Take your stress for a walk in the woods

By John Lough
Special to The PREVIEW

Yes, today’s world is a very hectic place. Our cities and towns are crowded with more people and traffic. Constantly changing technology is always seeking our attention, and daily living has become more stressful. We are over-stimulated and often overwhelmed.

Most of us have learned to cope with our busy lives, but there is a price we are paying for the almost constant stress we face. We may appear to ignore a lot of the stimulation coming at us each day, but doing so takes almost constant unconscious effort.

Studies have found that stressful environments can lead to anxiety and depression, and may also be at least part of the reason for headaches, drinking problems and various other serious health issues.

So, how do we deal with a world that is constantly making demands upon us? The simplest answer, according to many experts, is simply to get away from it all, even if just for a short time. While most of us don’t want to move to some remote cabin, experts advise adding just a little nature to our daily lives can make an important difference.

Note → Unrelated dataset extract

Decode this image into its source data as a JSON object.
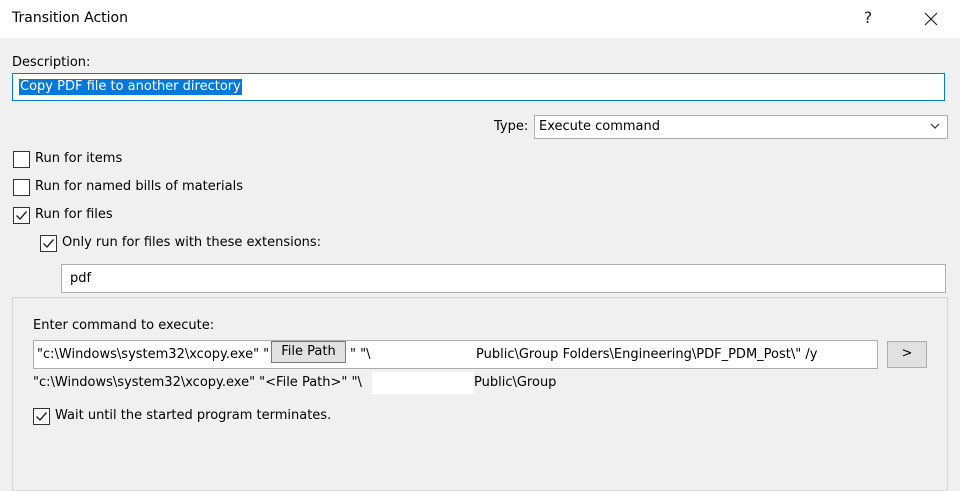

Studies find that even small, simple changes help reduce stress. People who have worked in an office with no windows or just a view of a blank wall, report finding their work environment much more pleasant if they are able to look out and simply see a tree or two.

Something as easy as adding a potted plant or two to the area where you spend a good part of your day can also help reduce daily stress.

The biggest benefit appears to come from actually getting outdoors and into nature. Yes, a walk in the woods really can help sooth you and give you a break from a busy life. But there are also benefits from just taking a lunchtime stroll through a nearby park or down a tree-lined street.

This time with nature isn’t an opportunity to worry about the day’s problems or upcoming issues, but rather a chance to actually listen to the quiet of nature, to admire the beauty of an old tree or just to smile at those squirrels chasing one another.

No, a walk in the woods is not going to be a miracle cure for all of life’s stresses, but it does give your mind a chance to relax and regroup, and that’s a positive thing.

“Counseling Corner” is provided by the American Counseling Association. Comments and questions should be sent to ACAcorner@counseling.org, or visit the ACA website at www.counseling.org.

This story was posted on September 29, 2016.